Sherk is done: Former UFC lightweight champion Sean Sherk announced his retirement from MMA this week. Sherk hadn't fought since his split decision victory over Evan Dunham, which most people thought he lost, three years ago. Sherk became the lightweight champion in 2006 when the UFC decided to bring the division back, he beat Kenny Florian to become the champion. Following a successful title defense against Hermes Franca he tested positive for Nandrolone and was stripped of the title, which he failed to win back in a fight with then champion BJ Penn when he returned to action. Sherk ends his career with a record of 36-4-1.
Bigfoot meets the Super Samoan: Sounds like a B movie title doesn't it? Likely something Roger Corman would have done which would have a devoted cult following today. But this isn't the movie zone, this is the MMA zone, so you probably know it means that former title contender Antonio "Bigfoot" Silva and Mark Hunt have agreed to fight. The two heavyweights will main event the UFC's next show in Australia on December 21 on Fox Sports 1. Mark Radulich couldn't have been happier at this news. Both men are coming off of losses, Hunt was knocked out in the third round of his fight with former champion Junior dos Santos while Bigfoot again failed to last two minutes with champion Cain Velasquez. The fight itself should be fun, it wont be a classic by any stretch of the imagination but both men have been putting on at least watchable fights lately.

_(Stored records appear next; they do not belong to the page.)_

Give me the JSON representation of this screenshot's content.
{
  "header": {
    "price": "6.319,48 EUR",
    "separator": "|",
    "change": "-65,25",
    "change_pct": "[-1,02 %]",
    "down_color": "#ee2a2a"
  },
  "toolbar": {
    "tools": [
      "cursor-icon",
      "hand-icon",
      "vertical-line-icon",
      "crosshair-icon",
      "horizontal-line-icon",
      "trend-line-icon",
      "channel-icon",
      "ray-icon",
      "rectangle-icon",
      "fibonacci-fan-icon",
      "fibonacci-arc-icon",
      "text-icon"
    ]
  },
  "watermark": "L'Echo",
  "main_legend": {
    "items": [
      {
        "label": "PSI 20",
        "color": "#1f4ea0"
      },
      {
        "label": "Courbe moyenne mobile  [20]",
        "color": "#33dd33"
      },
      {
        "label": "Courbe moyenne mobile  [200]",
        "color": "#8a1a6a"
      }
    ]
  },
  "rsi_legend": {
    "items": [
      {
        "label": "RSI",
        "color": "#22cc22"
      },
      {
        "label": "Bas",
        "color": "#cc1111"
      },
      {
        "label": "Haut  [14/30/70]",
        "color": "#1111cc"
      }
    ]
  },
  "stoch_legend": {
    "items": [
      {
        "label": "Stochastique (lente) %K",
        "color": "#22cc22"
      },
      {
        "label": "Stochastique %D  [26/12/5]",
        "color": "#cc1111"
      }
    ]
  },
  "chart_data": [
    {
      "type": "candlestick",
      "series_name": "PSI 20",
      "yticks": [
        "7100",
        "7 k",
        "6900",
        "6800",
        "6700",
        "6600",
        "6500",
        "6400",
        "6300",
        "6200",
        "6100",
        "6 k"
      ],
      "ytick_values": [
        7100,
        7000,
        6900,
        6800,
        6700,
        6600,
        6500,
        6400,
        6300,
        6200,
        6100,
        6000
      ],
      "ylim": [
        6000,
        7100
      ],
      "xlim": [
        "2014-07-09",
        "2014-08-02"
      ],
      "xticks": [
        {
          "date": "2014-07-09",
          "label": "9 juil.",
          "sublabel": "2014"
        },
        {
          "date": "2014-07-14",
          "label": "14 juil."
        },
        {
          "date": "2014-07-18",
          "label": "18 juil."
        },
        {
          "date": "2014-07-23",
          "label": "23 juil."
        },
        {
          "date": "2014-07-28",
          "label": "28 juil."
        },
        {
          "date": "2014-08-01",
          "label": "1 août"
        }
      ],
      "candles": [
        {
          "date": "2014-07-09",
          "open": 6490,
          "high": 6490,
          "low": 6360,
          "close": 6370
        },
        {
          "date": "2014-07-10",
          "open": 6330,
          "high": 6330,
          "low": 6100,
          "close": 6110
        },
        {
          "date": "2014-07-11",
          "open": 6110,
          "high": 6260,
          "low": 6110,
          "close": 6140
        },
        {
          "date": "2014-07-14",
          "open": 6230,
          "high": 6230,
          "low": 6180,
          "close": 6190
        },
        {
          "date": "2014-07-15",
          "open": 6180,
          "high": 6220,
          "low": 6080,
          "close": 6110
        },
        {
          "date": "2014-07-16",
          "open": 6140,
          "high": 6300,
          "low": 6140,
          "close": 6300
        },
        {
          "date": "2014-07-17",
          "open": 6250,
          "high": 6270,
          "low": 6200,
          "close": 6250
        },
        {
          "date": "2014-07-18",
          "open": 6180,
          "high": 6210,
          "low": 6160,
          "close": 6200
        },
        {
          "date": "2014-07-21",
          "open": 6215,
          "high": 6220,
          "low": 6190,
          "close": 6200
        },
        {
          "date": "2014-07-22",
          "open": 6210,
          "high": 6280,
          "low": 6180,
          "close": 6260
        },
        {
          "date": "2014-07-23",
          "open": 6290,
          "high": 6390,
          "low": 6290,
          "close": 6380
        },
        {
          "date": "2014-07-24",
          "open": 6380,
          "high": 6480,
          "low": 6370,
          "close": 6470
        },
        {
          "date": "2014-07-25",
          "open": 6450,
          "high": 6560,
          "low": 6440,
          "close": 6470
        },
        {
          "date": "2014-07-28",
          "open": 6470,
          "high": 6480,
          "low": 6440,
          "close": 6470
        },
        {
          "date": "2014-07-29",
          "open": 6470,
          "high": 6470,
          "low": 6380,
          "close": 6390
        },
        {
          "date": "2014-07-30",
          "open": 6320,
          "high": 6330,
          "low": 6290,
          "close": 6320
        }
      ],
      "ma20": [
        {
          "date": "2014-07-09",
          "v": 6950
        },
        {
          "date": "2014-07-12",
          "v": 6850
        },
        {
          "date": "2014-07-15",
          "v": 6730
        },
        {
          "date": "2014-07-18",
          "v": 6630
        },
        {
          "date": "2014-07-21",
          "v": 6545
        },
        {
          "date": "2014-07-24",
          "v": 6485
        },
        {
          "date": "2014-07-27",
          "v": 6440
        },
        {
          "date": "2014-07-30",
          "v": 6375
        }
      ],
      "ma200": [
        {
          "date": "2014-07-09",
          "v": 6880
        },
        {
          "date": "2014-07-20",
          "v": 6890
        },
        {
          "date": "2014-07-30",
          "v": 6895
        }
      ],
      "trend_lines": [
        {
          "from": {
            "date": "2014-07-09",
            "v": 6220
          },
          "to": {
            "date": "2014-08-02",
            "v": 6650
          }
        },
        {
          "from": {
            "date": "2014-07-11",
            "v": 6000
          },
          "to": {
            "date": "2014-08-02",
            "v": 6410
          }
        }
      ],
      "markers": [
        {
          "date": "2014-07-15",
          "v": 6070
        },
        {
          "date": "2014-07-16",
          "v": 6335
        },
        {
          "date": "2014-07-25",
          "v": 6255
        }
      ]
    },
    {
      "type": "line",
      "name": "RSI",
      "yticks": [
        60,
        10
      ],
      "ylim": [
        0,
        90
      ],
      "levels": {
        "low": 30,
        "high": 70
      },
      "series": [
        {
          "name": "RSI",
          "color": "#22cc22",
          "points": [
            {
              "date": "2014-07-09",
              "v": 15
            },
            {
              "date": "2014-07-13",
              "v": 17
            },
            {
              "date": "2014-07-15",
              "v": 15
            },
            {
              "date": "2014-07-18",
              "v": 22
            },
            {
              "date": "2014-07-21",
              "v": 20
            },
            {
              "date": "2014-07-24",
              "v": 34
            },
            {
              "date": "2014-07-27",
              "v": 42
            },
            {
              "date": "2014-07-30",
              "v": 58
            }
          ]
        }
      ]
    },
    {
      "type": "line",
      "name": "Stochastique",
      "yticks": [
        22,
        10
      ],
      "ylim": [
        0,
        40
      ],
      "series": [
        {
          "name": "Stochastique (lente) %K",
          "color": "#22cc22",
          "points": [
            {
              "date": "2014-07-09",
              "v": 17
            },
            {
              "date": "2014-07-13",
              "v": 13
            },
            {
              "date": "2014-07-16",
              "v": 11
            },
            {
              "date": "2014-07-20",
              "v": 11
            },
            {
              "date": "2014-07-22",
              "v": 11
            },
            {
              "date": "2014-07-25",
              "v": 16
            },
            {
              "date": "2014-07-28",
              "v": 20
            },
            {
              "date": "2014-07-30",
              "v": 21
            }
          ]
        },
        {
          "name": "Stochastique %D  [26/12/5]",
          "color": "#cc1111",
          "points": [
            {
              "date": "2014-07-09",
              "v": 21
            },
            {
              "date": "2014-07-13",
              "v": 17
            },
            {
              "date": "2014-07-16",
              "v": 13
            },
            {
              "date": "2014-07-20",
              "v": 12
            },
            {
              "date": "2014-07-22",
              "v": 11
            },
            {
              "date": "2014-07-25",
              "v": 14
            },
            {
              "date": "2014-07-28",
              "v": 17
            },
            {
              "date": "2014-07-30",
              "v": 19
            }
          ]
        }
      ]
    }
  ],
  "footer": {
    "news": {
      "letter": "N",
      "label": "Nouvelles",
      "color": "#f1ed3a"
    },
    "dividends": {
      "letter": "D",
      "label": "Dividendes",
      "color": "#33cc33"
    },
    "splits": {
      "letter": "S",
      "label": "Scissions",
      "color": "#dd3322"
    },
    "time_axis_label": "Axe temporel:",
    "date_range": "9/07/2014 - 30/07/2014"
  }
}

Switching weight: Two fighters have announced their intentions of changing weight class. Scott Jorgensen will be looking to try his luck at flyweight after losses to the upper echelon of bantamweight fighters in the UFC. That's a good career move for Jorgensen, he's lost to Eddie Wineland, Urijah Faber, and Dominick Cruz. At flyweight he'll have a better shot at getting into title contention. On the other end of the spectrum is Erik Koch, who says he wants to try moving up a weight class and trying his hand at lightweight following his loss to Dustin Poirier last week. Koch was knocked out by Ricardo Lamas before that, which also cost him a title shot, and will be hoping that he can reinvigorate his career without cutting the extra ten pounds.
That does it for this week, check out the upcoming 411 Ground and Pound radio show, every Sunday at 9pm eastern standard time where Mark Radulich, Jeff Harris, Pat Mullin, and myself break down fight cards and basically all things MMA related. If you're reading this on Friday, when it comes out, tonight at 9pm eastern standard time my regular podcast, Everyone Loves a Bad Guy, will be on and I'll be welcoming back Mark Radulich to talk about HBO's epic drama series The Wire so please tune in if you're interested. And with those plugs over, you've escaped the Guillotine and I'll see you back here next week.